Seventeen thousand, one hundred and fifteen fans finished off a gorgeous summer day in early July by filling the First Niagara for the Buffalo Sabres annual Blue and Gold Scrimmage. And I thought last years attendance of 8,725 for the scrimmage was an incredible turnout.


"It’s crazy to think there was 17,000 people here for a scrimmage in July," said top Sabres prospect, 2015 second-overall pick Jack Eichel, "but it says a lot about Buffalo and how passionate they are about the Sabres.”

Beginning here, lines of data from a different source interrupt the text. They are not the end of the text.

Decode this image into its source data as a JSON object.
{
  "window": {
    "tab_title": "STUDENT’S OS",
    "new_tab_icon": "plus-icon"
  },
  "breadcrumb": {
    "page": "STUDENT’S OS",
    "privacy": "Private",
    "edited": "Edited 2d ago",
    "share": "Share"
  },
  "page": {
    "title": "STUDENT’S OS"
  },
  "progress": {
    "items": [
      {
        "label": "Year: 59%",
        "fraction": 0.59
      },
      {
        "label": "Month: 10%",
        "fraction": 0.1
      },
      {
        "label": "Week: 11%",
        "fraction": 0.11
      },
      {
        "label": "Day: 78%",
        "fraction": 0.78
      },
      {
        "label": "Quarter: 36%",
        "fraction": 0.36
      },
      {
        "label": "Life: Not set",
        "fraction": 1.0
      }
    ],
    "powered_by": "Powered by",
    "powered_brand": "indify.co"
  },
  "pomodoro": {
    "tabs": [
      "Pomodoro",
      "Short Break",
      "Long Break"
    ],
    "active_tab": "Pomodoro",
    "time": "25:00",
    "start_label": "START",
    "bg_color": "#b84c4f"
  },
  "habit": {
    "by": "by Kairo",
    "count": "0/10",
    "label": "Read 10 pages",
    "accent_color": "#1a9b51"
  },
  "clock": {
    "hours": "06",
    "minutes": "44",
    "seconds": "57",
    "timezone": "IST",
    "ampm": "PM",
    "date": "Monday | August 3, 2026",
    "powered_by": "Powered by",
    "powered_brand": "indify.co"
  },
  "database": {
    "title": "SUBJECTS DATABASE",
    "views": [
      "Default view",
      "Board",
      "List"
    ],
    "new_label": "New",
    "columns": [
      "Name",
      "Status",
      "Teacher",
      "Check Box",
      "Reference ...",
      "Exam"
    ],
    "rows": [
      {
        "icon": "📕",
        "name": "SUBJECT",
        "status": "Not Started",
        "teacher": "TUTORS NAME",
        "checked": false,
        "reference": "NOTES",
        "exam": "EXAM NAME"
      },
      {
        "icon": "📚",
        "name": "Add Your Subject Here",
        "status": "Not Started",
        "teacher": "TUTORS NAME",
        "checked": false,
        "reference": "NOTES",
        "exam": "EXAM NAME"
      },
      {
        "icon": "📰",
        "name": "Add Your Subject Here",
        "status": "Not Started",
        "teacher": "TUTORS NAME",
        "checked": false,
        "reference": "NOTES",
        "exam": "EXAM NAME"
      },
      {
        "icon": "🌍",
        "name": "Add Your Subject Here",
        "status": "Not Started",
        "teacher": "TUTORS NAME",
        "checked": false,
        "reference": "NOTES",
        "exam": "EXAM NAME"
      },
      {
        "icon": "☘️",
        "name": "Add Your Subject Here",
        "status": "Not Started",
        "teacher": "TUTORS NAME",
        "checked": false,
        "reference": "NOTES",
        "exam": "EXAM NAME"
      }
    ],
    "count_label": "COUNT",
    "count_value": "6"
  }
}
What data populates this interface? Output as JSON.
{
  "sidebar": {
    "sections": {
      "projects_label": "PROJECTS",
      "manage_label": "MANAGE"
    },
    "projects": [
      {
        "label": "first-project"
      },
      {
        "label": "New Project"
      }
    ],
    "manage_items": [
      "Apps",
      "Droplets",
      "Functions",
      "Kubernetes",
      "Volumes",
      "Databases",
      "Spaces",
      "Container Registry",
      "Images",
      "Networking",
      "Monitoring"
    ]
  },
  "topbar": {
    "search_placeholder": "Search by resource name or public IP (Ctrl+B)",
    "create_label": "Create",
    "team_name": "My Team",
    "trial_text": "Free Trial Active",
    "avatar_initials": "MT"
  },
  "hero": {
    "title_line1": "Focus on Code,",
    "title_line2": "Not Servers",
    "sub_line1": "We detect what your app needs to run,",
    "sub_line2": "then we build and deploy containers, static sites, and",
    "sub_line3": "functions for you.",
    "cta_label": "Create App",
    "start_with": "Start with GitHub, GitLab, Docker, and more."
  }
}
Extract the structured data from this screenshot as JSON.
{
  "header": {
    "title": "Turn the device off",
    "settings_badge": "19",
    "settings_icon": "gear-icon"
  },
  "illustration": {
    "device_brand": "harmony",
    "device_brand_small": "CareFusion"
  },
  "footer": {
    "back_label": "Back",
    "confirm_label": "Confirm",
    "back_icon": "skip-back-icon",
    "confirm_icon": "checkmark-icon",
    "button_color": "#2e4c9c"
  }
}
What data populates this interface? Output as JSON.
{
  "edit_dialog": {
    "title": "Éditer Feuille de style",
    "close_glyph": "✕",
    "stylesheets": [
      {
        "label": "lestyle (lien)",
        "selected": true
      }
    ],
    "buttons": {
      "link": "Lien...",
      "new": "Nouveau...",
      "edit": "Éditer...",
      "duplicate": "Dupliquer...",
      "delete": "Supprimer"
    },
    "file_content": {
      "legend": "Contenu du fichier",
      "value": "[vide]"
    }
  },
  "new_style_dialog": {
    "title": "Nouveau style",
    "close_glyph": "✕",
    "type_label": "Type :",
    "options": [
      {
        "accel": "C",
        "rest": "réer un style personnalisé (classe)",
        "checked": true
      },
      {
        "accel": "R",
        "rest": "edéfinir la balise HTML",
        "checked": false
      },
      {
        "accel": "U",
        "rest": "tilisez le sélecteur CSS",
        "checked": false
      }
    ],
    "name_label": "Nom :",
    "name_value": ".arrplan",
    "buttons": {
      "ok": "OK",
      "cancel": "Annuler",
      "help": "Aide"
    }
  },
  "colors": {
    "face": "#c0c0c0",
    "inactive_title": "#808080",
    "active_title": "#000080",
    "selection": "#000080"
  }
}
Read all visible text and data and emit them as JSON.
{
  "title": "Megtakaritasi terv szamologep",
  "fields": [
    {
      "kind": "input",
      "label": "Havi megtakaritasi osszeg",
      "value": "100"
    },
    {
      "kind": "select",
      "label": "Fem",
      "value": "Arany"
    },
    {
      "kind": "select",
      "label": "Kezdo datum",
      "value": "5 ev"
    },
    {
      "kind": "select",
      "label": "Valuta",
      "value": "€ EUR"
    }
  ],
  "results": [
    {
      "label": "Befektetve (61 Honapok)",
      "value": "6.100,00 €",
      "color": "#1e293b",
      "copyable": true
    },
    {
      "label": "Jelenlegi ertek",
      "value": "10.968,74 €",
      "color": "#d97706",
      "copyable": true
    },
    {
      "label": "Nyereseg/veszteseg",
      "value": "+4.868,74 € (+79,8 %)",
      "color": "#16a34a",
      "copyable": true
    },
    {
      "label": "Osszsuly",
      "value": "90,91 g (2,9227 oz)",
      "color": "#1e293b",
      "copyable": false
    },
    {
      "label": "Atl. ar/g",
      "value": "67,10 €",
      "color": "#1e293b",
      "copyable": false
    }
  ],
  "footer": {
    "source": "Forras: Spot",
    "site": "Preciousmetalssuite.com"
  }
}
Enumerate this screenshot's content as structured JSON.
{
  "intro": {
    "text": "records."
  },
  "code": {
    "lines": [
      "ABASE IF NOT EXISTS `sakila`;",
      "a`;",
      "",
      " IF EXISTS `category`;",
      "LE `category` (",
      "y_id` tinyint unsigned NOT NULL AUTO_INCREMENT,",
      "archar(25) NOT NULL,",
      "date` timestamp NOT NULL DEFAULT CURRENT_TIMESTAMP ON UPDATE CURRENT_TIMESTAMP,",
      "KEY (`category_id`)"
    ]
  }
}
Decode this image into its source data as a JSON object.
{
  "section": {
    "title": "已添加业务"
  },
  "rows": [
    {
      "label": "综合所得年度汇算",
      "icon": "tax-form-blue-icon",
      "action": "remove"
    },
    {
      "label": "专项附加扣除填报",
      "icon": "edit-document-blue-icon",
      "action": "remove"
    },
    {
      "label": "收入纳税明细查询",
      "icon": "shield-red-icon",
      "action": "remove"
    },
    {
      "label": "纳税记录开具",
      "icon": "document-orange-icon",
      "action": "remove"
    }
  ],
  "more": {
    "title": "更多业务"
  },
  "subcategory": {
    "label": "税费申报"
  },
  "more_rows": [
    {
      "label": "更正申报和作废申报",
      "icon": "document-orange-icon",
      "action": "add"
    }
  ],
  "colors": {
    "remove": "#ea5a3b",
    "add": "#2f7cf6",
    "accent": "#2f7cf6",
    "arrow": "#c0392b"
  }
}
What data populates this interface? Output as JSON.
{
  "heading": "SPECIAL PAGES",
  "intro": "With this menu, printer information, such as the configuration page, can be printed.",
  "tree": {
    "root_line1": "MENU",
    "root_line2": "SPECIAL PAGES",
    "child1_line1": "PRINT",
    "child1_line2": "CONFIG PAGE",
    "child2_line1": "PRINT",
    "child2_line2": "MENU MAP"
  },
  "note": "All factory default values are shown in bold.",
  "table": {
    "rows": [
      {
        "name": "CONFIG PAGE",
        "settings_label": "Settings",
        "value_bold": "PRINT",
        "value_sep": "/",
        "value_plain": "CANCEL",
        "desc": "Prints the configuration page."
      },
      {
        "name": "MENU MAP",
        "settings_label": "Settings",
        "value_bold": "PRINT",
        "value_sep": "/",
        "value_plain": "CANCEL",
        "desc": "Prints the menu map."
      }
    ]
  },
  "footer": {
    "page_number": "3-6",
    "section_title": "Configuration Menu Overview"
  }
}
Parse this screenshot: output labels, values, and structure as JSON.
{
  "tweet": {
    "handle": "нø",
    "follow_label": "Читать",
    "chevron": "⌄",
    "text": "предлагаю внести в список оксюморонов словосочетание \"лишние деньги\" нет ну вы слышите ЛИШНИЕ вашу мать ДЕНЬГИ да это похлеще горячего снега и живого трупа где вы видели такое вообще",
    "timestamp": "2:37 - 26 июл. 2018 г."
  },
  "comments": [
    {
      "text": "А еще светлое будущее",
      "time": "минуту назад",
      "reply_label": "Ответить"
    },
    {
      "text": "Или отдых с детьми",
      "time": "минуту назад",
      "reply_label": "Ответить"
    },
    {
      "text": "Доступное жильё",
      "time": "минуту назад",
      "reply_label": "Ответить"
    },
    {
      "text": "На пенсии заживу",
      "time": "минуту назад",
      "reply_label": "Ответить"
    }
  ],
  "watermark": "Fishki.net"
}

Eichel wouldn't say it, but the main reason the fans opted to spend a few hours watching prospects scrimmage instead sipping a beverage outside in the warm summer evening was him. The 18 yr. old center represents a number of things to Buffalo hockey fans, but maybe most importantly, he's considered the face of the future and he's is helping Sabres fans lay to rest the last two years.